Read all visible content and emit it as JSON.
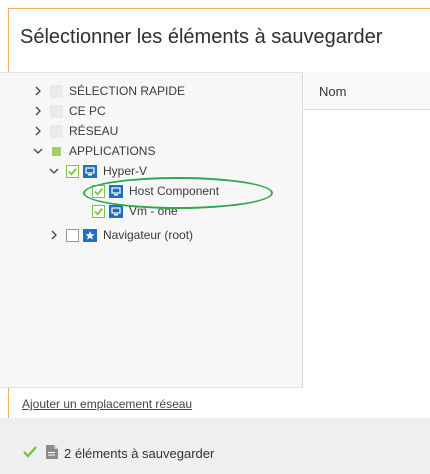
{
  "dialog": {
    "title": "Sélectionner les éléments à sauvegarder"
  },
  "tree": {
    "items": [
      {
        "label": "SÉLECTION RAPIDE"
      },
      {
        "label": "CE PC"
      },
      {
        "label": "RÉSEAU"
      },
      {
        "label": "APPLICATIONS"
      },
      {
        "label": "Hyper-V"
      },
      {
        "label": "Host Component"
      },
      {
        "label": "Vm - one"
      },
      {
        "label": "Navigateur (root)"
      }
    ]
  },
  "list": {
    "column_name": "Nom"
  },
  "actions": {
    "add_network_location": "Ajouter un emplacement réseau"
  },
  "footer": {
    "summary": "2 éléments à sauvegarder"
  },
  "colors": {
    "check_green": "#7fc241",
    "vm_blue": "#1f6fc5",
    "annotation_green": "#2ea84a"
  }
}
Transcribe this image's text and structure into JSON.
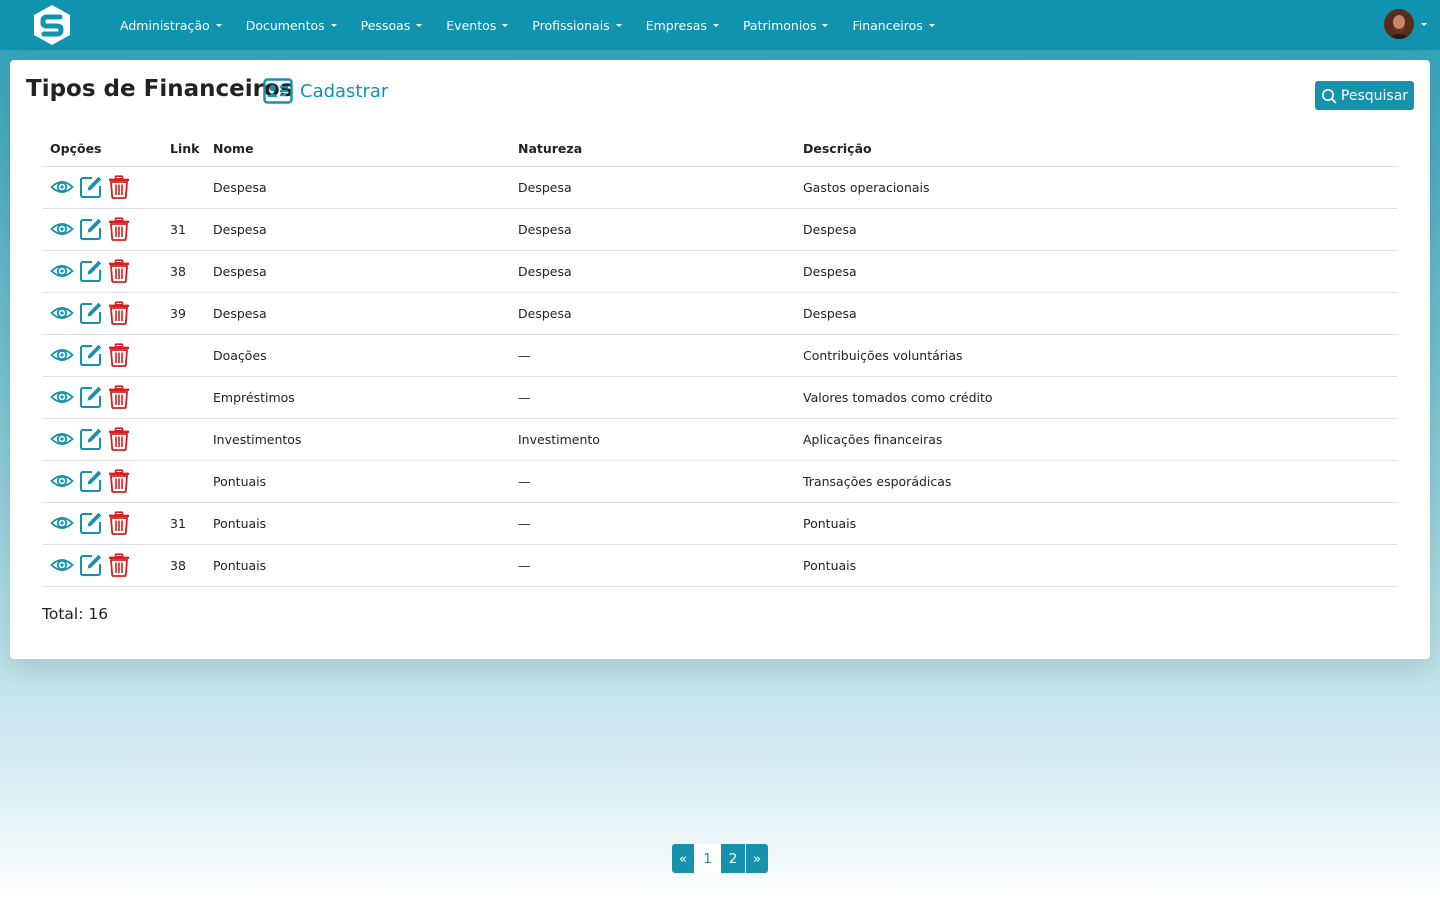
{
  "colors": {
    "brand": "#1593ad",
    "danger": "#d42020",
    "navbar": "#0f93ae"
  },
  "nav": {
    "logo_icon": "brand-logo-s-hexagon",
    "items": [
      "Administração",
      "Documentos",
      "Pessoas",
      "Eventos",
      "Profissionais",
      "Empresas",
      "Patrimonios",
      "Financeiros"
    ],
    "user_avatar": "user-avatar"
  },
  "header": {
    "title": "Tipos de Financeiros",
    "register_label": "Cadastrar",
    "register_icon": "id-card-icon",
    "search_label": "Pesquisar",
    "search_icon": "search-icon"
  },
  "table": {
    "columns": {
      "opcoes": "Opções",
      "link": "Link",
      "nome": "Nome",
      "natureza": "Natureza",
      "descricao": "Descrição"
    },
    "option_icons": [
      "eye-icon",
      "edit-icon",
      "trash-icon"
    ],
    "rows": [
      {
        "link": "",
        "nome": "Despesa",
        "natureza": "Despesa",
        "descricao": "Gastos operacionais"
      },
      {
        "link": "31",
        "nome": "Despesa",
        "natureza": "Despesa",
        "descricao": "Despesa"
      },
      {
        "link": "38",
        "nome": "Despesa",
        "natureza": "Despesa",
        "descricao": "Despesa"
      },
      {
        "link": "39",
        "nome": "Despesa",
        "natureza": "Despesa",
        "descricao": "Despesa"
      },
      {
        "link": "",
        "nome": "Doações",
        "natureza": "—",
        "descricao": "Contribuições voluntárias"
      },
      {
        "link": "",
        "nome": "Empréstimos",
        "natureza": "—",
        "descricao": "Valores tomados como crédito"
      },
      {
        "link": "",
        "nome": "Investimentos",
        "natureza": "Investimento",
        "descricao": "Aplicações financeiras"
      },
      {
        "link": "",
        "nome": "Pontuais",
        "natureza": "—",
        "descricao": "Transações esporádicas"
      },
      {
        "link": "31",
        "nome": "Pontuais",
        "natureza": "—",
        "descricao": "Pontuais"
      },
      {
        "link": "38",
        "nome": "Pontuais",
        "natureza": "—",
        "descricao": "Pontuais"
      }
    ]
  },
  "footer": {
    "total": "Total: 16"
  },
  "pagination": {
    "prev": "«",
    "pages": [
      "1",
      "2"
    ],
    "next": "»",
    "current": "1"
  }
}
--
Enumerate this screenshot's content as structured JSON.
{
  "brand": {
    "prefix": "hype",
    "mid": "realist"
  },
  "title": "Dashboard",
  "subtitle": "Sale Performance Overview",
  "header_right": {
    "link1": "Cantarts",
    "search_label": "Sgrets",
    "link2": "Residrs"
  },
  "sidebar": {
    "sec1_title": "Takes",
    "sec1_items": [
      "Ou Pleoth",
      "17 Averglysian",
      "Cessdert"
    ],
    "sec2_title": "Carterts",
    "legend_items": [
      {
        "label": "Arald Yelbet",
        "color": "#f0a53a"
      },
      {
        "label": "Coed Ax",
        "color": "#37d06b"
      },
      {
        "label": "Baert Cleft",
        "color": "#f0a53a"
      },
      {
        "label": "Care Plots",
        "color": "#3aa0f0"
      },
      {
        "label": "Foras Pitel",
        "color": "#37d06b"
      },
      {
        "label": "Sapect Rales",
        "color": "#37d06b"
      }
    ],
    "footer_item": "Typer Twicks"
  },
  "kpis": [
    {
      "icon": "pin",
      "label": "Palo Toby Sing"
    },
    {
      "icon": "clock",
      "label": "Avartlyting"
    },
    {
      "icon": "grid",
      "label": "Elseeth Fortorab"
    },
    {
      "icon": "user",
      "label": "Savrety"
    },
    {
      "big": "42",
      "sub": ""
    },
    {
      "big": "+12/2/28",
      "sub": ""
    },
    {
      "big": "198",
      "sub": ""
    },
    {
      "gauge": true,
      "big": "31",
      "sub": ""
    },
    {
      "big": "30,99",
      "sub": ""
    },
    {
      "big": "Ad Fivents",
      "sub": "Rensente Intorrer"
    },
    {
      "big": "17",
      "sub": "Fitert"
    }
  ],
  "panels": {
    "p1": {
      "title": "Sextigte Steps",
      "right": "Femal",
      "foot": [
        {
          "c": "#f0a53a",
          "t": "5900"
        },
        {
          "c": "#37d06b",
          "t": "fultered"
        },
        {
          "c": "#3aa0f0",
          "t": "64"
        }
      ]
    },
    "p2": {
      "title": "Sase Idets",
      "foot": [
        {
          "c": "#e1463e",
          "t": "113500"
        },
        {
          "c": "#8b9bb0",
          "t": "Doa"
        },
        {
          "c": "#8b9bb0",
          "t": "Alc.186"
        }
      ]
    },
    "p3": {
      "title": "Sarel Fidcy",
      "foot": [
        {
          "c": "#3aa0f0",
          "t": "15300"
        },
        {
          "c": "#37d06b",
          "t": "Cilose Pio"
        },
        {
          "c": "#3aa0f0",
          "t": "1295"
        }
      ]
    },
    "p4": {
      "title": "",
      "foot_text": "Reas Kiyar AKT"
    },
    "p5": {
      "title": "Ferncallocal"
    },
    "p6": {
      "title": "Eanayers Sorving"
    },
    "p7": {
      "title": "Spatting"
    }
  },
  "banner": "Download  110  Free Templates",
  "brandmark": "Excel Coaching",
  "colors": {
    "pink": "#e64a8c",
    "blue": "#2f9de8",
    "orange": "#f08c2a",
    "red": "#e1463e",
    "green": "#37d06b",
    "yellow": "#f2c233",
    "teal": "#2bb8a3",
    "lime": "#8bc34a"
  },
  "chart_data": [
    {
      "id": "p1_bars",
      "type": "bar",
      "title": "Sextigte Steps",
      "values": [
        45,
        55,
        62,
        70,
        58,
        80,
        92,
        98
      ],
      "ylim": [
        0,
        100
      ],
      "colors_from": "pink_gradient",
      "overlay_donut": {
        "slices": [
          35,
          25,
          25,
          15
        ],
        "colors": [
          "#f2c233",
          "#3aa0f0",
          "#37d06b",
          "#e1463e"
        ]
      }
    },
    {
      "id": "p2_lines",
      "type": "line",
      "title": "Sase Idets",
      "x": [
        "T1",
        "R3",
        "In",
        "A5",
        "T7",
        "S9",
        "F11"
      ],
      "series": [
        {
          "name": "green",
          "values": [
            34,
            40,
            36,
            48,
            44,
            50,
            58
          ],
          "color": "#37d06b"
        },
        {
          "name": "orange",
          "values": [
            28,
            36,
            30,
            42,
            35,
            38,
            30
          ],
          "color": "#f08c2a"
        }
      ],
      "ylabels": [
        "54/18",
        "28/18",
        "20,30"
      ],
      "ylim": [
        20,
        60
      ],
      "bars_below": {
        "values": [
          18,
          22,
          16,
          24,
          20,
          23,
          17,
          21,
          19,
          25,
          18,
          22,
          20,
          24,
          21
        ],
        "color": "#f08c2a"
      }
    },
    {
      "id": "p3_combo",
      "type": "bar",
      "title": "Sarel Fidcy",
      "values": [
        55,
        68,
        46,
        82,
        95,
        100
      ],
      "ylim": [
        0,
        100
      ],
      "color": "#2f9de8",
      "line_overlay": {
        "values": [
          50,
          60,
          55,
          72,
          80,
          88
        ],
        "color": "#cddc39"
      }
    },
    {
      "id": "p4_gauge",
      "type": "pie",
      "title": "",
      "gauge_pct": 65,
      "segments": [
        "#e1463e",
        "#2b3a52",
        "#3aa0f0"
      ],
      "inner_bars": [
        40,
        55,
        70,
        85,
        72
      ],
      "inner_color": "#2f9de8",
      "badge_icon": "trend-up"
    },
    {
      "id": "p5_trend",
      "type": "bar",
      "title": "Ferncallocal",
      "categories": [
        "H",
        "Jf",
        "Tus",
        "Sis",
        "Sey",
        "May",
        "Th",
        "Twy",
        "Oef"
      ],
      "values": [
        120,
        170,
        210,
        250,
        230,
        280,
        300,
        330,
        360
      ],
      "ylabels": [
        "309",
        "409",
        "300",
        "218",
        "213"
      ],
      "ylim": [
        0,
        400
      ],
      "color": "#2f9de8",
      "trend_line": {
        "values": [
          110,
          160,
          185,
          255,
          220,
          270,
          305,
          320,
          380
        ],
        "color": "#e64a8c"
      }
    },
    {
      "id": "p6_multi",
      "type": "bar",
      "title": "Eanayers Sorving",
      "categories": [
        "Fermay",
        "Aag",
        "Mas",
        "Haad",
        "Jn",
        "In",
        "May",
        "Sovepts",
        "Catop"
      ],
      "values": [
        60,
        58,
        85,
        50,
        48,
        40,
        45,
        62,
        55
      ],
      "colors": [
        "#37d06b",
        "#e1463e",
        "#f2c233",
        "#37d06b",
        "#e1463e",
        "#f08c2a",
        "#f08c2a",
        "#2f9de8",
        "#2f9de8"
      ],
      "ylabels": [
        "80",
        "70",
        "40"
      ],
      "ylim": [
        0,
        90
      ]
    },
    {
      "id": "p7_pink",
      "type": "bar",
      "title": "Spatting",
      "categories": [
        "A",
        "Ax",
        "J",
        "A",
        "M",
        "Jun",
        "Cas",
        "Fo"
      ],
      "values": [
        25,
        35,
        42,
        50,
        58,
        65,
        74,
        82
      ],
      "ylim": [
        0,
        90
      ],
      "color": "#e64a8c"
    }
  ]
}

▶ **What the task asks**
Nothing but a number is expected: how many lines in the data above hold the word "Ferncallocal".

▶ **Answer area**
2